Do Cloth Masks Increase the Risk for Heat Stress?
As a supervisor, you know how difficult it is to get your crew to wear PPE that’s uncomfortable. Sometimes it’s tough to get your people on board with wearing something new. Even if your company has decided to mandate that all workers wear cloth masks, it may be hard to convince your employees to wear them, especially in the summertime when it’s hot on the jobsite.

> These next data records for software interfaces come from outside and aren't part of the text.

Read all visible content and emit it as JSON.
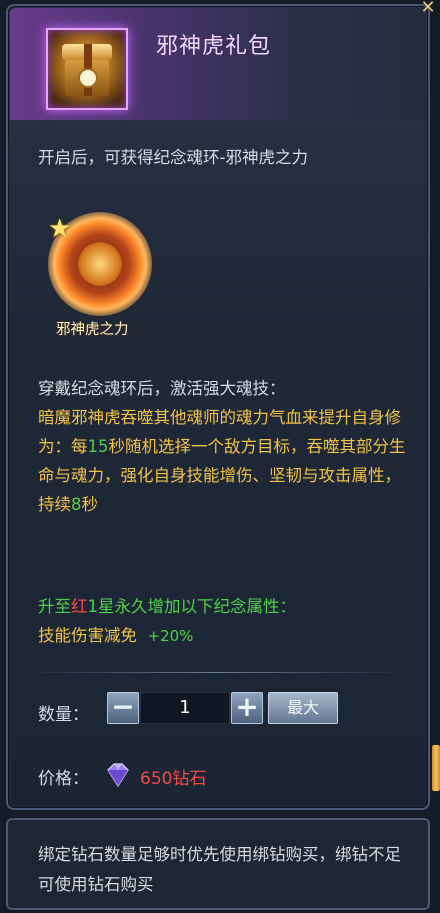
{
  "header": {
    "title": "邪神虎礼包",
    "close_icon": "close-x-icon"
  },
  "item": {
    "icon": "gift-box-icon"
  },
  "description": {
    "intro": "开启后，可获得纪念魂环-邪神虎之力"
  },
  "soul_ring": {
    "name": "邪神虎之力",
    "icon": "flaming-tiger-ring-icon"
  },
  "skill": {
    "heading": "穿戴纪念魂环后，激活强大魂技：",
    "text_a": "暗魔邪神虎吞噬其他魂师的魂力气血来提升自身修为：每",
    "interval": "15",
    "text_b": "秒随机选择一个敌方目标，吞噬其部分生命与魂力，强化自身技能增伤、坚韧与攻击属性，持续",
    "duration": "8",
    "text_c": "秒"
  },
  "upgrade": {
    "prefix": "升至",
    "level_color": "红",
    "level_star": "1星",
    "suffix": "永久增加以下纪念属性：",
    "attr_name": "技能伤害减免",
    "attr_value": "+20%"
  },
  "quantity": {
    "label": "数量：",
    "value": "1",
    "minus": "−",
    "plus": "+",
    "max_label": "最大"
  },
  "price": {
    "label": "价格：",
    "value": "650钻石",
    "icon": "diamond-icon"
  },
  "notice": {
    "text": "绑定钻石数量足够时优先使用绑钻购买，绑钻不足可使用钻石购买"
  },
  "colors": {
    "accent_gold": "#f0c245",
    "highlight_green": "#4ed14a",
    "price_red": "#f24a4a"
  }
}
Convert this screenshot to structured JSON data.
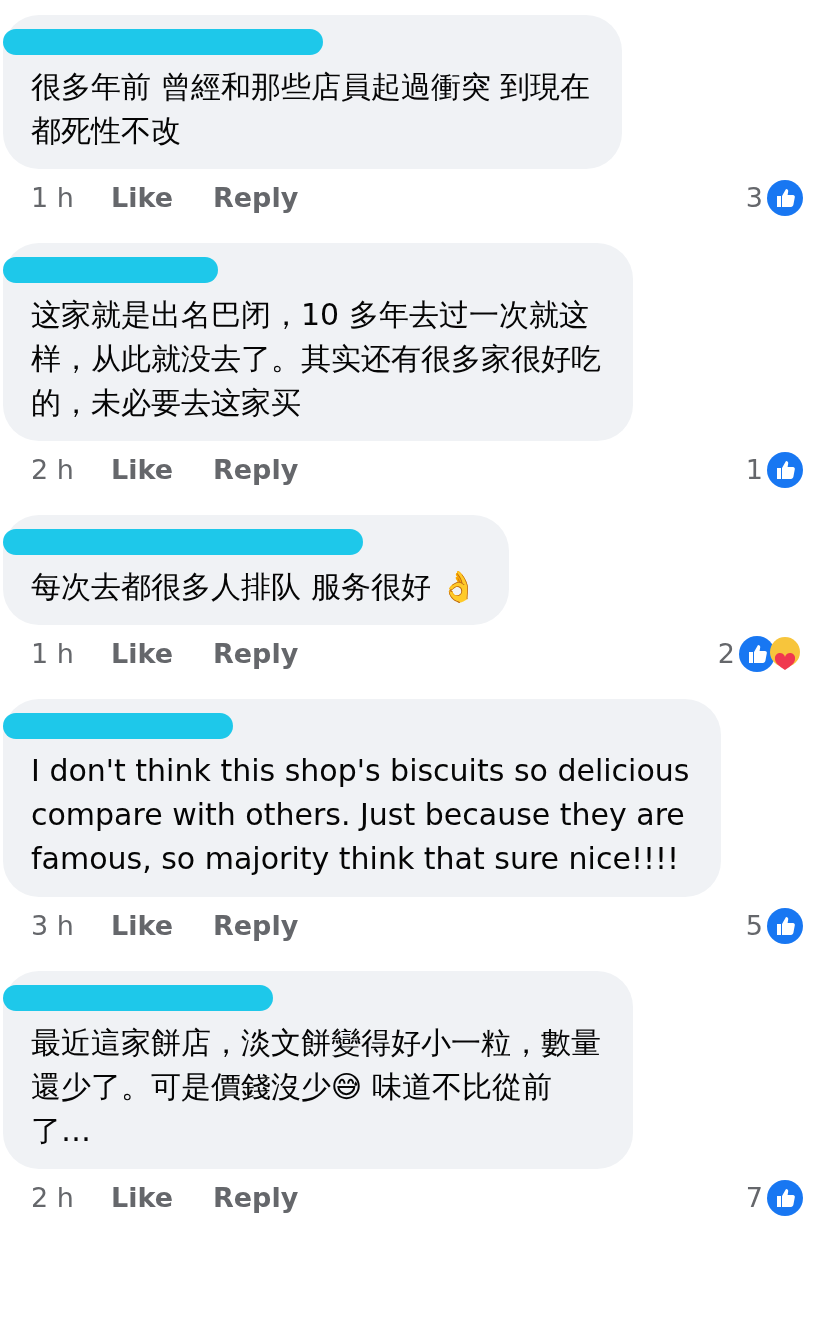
{
  "comments": [
    {
      "lines": [
        "很多年前 曾經和那些店員起過衝突  到現在",
        "都死性不改"
      ],
      "time": "1 h",
      "like": "Like",
      "reply": "Reply",
      "count": "3",
      "reactions": [
        {
          "kind": "like"
        }
      ]
    },
    {
      "lines": [
        "这家就是出名巴闭，10 多年去过一次就这",
        "样，从此就没去了。其实还有很多家很好吃",
        "的，未必要去这家买"
      ],
      "time": "2 h",
      "like": "Like",
      "reply": "Reply",
      "count": "1",
      "reactions": [
        {
          "kind": "like"
        }
      ]
    },
    {
      "lines": [
        "每次去都很多人排队 服务很好 👌"
      ],
      "time": "1 h",
      "like": "Like",
      "reply": "Reply",
      "count": "2",
      "reactions": [
        {
          "kind": "like"
        },
        {
          "kind": "care"
        }
      ]
    },
    {
      "lines": [
        "I don't think this shop's biscuits so delicious",
        "compare with others. Just because they are",
        "famous, so majority think that sure nice!!!!"
      ],
      "time": "3 h",
      "like": "Like",
      "reply": "Reply",
      "count": "5",
      "reactions": [
        {
          "kind": "like"
        }
      ]
    },
    {
      "lines": [
        "最近這家餅店，淡文餅變得好小一粒，數量",
        "還少了。可是價錢沒少😅 味道不比從前",
        "了…"
      ],
      "time": "2 h",
      "like": "Like",
      "reply": "Reply",
      "count": "7",
      "reactions": [
        {
          "kind": "like"
        }
      ]
    }
  ]
}
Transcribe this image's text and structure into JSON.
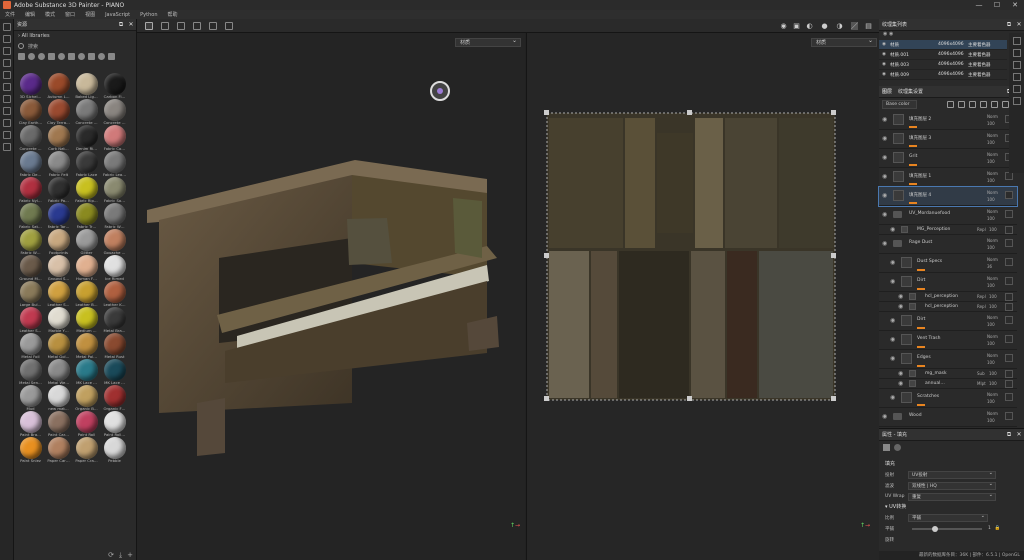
{
  "app": {
    "title": "Adobe Substance 3D Painter - PIANO"
  },
  "window_controls": [
    "—",
    "☐",
    "✕"
  ],
  "menu": [
    "文件",
    "编辑",
    "模式",
    "窗口",
    "视图",
    "JavaScript",
    "Python",
    "帮助"
  ],
  "shelf": {
    "title": "资源",
    "path": "All libraries",
    "search_placeholder": "搜索",
    "materials": [
      {
        "label": "3D Sichel…",
        "color": "#5a2a8a"
      },
      {
        "label": "Autumn L…",
        "color": "#9a4a2a"
      },
      {
        "label": "Baked Lig…",
        "color": "#c8b89a"
      },
      {
        "label": "Carbon Fi…",
        "color": "#1a1a1a"
      },
      {
        "label": "Clay Earth…",
        "color": "#8a5a3a"
      },
      {
        "label": "Clay Terra…",
        "color": "#9a4a30"
      },
      {
        "label": "Concrete …",
        "color": "#7a7a7a"
      },
      {
        "label": "Concrete …",
        "color": "#8a8580"
      },
      {
        "label": "Concrete …",
        "color": "#6a6a6a"
      },
      {
        "label": "Cork Nat…",
        "color": "#a07850"
      },
      {
        "label": "Denim Ri…",
        "color": "#2a2a2a"
      },
      {
        "label": "Fabric Co…",
        "color": "#d07a7a"
      },
      {
        "label": "Fabric De…",
        "color": "#6a7a90"
      },
      {
        "label": "Fabric Felt",
        "color": "#8a8a8a"
      },
      {
        "label": "Fabric Lace",
        "color": "#3a3a3a"
      },
      {
        "label": "Fabric Lea…",
        "color": "#7a7a7a"
      },
      {
        "label": "Fabric Nyl…",
        "color": "#b03040"
      },
      {
        "label": "Fabric Pa…",
        "color": "#303030"
      },
      {
        "label": "Fabric Rip…",
        "color": "#c8c020"
      },
      {
        "label": "Fabric So…",
        "color": "#8a8a70"
      },
      {
        "label": "Fabric Sat…",
        "color": "#707a50"
      },
      {
        "label": "Fabric Tar…",
        "color": "#2a3a90"
      },
      {
        "label": "Fabric Tr…",
        "color": "#8a8a20"
      },
      {
        "label": "Fabric W…",
        "color": "#7a7a7a"
      },
      {
        "label": "Fabric W…",
        "color": "#a0a040"
      },
      {
        "label": "Footprints",
        "color": "#c8a880"
      },
      {
        "label": "Glitter",
        "color": "#9a9a9a"
      },
      {
        "label": "Gouache …",
        "color": "#c08060"
      },
      {
        "label": "Ground M…",
        "color": "#6a5a4a"
      },
      {
        "label": "Ground S…",
        "color": "#d8c0a8"
      },
      {
        "label": "Human F…",
        "color": "#e0b090"
      },
      {
        "label": "Ice Rimed",
        "color": "#e0e0e0"
      },
      {
        "label": "Large Bul…",
        "color": "#8a7a5a"
      },
      {
        "label": "Leather S…",
        "color": "#d0a040"
      },
      {
        "label": "Leather B…",
        "color": "#c8a030"
      },
      {
        "label": "Leather K…",
        "color": "#b06040"
      },
      {
        "label": "Leather S…",
        "color": "#c03a50"
      },
      {
        "label": "Marble Y…",
        "color": "#e0dcd0"
      },
      {
        "label": "Medium …",
        "color": "#c8c020"
      },
      {
        "label": "Metal Bra…",
        "color": "#3a3a3a"
      },
      {
        "label": "Metal Foil",
        "color": "#9a9a9a"
      },
      {
        "label": "Metal Gol…",
        "color": "#b89040"
      },
      {
        "label": "Metal Pol…",
        "color": "#c09040"
      },
      {
        "label": "Metal Rust",
        "color": "#8a4a30"
      },
      {
        "label": "Metal Sen…",
        "color": "#707070"
      },
      {
        "label": "Metal We…",
        "color": "#8a8a8a"
      },
      {
        "label": "MK Lace …",
        "color": "#2a7a8a"
      },
      {
        "label": "MK Lace …",
        "color": "#1a4a5a"
      },
      {
        "label": "Mud",
        "color": "#9a9a9a"
      },
      {
        "label": "new mat…",
        "color": "#d8d8d8"
      },
      {
        "label": "Organic B…",
        "color": "#c0a060"
      },
      {
        "label": "Organic F…",
        "color": "#a03030"
      },
      {
        "label": "Paint Bra…",
        "color": "#d8c0d8"
      },
      {
        "label": "Paint Car…",
        "color": "#8a7060"
      },
      {
        "label": "Paint Roll",
        "color": "#c04060"
      },
      {
        "label": "Paint Roll…",
        "color": "#e0e0e0"
      },
      {
        "label": "Paint Sniez",
        "color": "#e89020"
      },
      {
        "label": "Paper Car…",
        "color": "#b08060"
      },
      {
        "label": "Paper Cra…",
        "color": "#c0a070"
      },
      {
        "label": "Pebble",
        "color": "#d8d8d8"
      }
    ]
  },
  "viewport": {
    "left_dropdown": "材质",
    "right_dropdown": "材质"
  },
  "texture_sets": {
    "title": "纹理集列表",
    "rows": [
      {
        "name": "材质",
        "resolution": "4096x4096",
        "shader": "主要着色器"
      },
      {
        "name": "材质.001",
        "resolution": "4096x4096",
        "shader": "主要着色器"
      },
      {
        "name": "材质.003",
        "resolution": "4096x4096",
        "shader": "主要着色器"
      },
      {
        "name": "材质.009",
        "resolution": "4096x4096",
        "shader": "主要着色器"
      }
    ]
  },
  "layers": {
    "tab1": "图层",
    "tab2": "纹理集设置",
    "blend_mode": "Base color",
    "items": [
      {
        "name": "填充图层 2",
        "mode": "Norm",
        "value": "100",
        "indent": 0,
        "kind": "layer"
      },
      {
        "name": "填充图层 3",
        "mode": "Norm",
        "value": "100",
        "indent": 0,
        "kind": "layer"
      },
      {
        "name": "Grit",
        "mode": "Norm",
        "value": "100",
        "indent": 0,
        "kind": "layer"
      },
      {
        "name": "填充图层 1",
        "mode": "Norm",
        "value": "100",
        "indent": 0,
        "kind": "layer"
      },
      {
        "name": "填充图层 4",
        "mode": "Norm",
        "value": "100",
        "indent": 0,
        "kind": "layer",
        "selected": true
      },
      {
        "name": "UV_Mordanuefood",
        "mode": "Norm",
        "value": "100",
        "indent": 0,
        "kind": "folder"
      },
      {
        "name": "MG_Perception",
        "mode": "Repl",
        "value": "100",
        "indent": 1,
        "kind": "mask"
      },
      {
        "name": "Rage Dust",
        "mode": "Norm",
        "value": "100",
        "indent": 0,
        "kind": "folder"
      },
      {
        "name": "Dust Specs",
        "mode": "Norm",
        "value": "36",
        "indent": 1,
        "kind": "layer"
      },
      {
        "name": "Dirt",
        "mode": "Norm",
        "value": "100",
        "indent": 1,
        "kind": "layer"
      },
      {
        "name": "hcl_perception",
        "mode": "Repl",
        "value": "100",
        "indent": 2,
        "kind": "mask"
      },
      {
        "name": "hcl_perception",
        "mode": "Repl",
        "value": "100",
        "indent": 2,
        "kind": "mask"
      },
      {
        "name": "Dirt",
        "mode": "Norm",
        "value": "100",
        "indent": 1,
        "kind": "layer"
      },
      {
        "name": "Vent Trash",
        "mode": "Norm",
        "value": "100",
        "indent": 1,
        "kind": "layer"
      },
      {
        "name": "Edges",
        "mode": "Norm",
        "value": "100",
        "indent": 1,
        "kind": "layer"
      },
      {
        "name": "mg_mask",
        "mode": "Sub",
        "value": "100",
        "indent": 2,
        "kind": "mask"
      },
      {
        "name": "annual…",
        "mode": "Mlpt",
        "value": "100",
        "indent": 2,
        "kind": "mask"
      },
      {
        "name": "Scratches",
        "mode": "Norm",
        "value": "100",
        "indent": 1,
        "kind": "layer"
      },
      {
        "name": "Wood",
        "mode": "Norm",
        "value": "100",
        "indent": 0,
        "kind": "folder"
      }
    ]
  },
  "properties": {
    "title": "属性 - 填充",
    "section": "填充",
    "rows": [
      {
        "label": "投射",
        "value": "UV投射"
      },
      {
        "label": "滤波",
        "value": "双线性 | HQ"
      },
      {
        "label": "UV Wrap",
        "value": "重复"
      }
    ],
    "uv_section": "UV转换",
    "scale_label": "比例",
    "scale_value": "平铺",
    "tiling_label": "平铺",
    "tiling_value": "1",
    "rotate_label": "旋转"
  },
  "status": "最新的数据库条目：36K | 部件：6.5.1 | OpenGL"
}
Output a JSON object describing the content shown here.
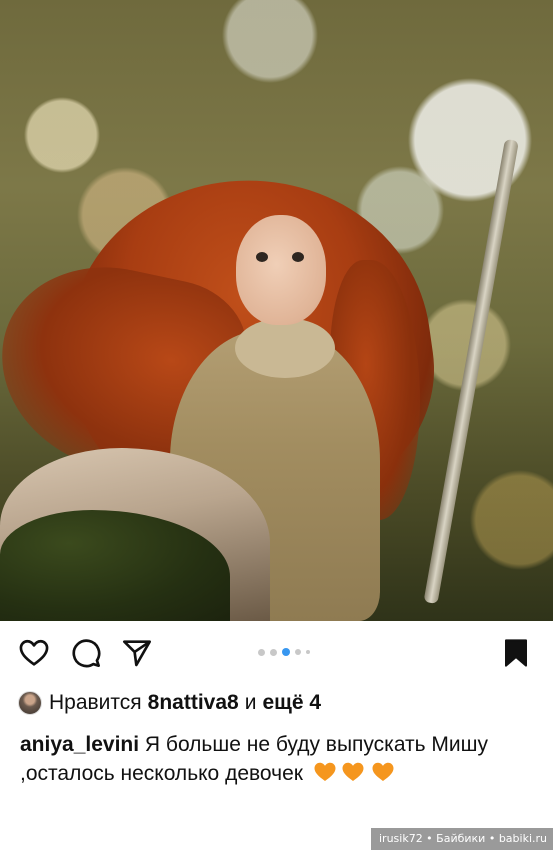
{
  "post": {
    "photo": {
      "subject": "doll-photo"
    },
    "actions": {
      "like_icon": "heart-icon",
      "comment_icon": "comment-icon",
      "share_icon": "paper-plane-icon",
      "save_icon": "bookmark-icon",
      "carousel_total": 5,
      "carousel_active": 3,
      "active_dot_color": "#3897f0"
    },
    "likes": {
      "prefix": "Нравится",
      "user": "8nattiva8",
      "connector": "и",
      "more": "ещё 4"
    },
    "caption": {
      "username": "aniya_levini",
      "text": "Я больше не буду выпускать Мишу ,осталось несколько девочек",
      "emoji": [
        "orange-heart",
        "orange-heart",
        "orange-heart"
      ],
      "emoji_color": "#f5961e"
    }
  },
  "watermark": {
    "text": "irusik72 • Байбики • babiki.ru"
  }
}
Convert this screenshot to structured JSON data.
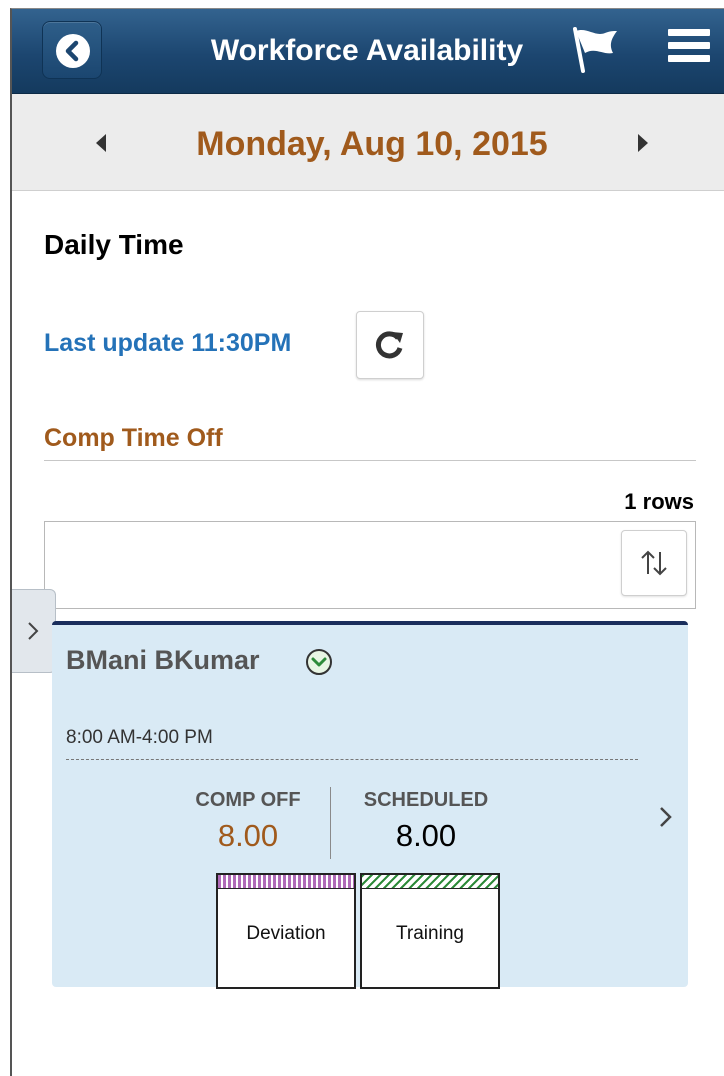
{
  "header": {
    "title": "Workforce Availability",
    "back_icon": "back-chevron-icon",
    "flag_icon": "flag-icon",
    "menu_icon": "hamburger-menu-icon"
  },
  "datebar": {
    "date": "Monday, Aug 10, 2015",
    "prev_icon": "triangle-left-icon",
    "next_icon": "triangle-right-icon"
  },
  "page": {
    "section_title": "Daily Time",
    "last_update": "Last update 11:30PM",
    "refresh_icon": "refresh-icon",
    "group_title": "Comp Time Off",
    "rows_count": "1 rows",
    "sort_icon": "sort-icon"
  },
  "card": {
    "employee_name": "BMani BKumar",
    "shift": "8:00 AM-4:00 PM",
    "metrics": [
      {
        "label": "COMP OFF",
        "value": "8.00"
      },
      {
        "label": "SCHEDULED",
        "value": "8.00"
      }
    ],
    "tiles": [
      {
        "label": "Deviation",
        "strip_color": "#b06ab8"
      },
      {
        "label": "Training",
        "strip_color": "#2e8b3a"
      }
    ]
  },
  "colors": {
    "header_bg": "#1c4670",
    "accent_orange": "#a05a1c",
    "link_blue": "#2472b8",
    "card_bg": "#d9eaf5",
    "card_border": "#1a2e5c"
  }
}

You may have people on your crew who are reluctant to wear a cloth mask because they’re concerned that doing so could increase their risk for heat stress. In general, there have been very few studies about cloth masks. However, we may be able to make inferences about heat stress and cloth masks based on how workers react to wearing more heavy-duty respiratory protection. In 2018 the Centers for Disease Control published a study on non-occupational uses of respiratory protection. In it, the researchers discussed whether the use of an N95 filtering facepiece respirator (FFR) could lead to heat exhaustion. They said that although users may find it uncomfortable to wear an FFR because it traps warm, moist air around the face, the good news is:
- Most people don’t even notice that they are making an effort to move air in and out of the device.
- FFR use does not cause physical stress to most wearers—including women who are pregnant.
- FFR use does not contribute to heat stress.
It seems likely that if an N95 facepiece respirator doesn’t contribute to heat stress, then a cloth mask won’t either. That said, keep these two ideas in mind: One, people wear scarves and other face coverings to keep there faces warmer in cold weather. Two, anytime we add a layer of material between our skin and the air, we change how heat is being transferred.
No matter what the findings suggest, a CDC study can’t prevent heat illness. But you can. Pay attention to your employees, encourage them to use good judgement, and make sure that they take breaks to cool down. When they take those breaks and remove their masks, remind them to stay at least 6 feet apart.
Remember, the Centers for Disease Control is asking people to consider wearing masks at work and in public because current science suggests that doing so may prevent the spread of coronavirus. When masks are worn, social-distancing is observed, and hands are frequently washed, the virus is less likely to hurt and kill those among us who are vulnerable.
There isn’t much of a bright side to the current pandemic, but it has worked to remind us just how much we are all interconnected and dependent upon each other.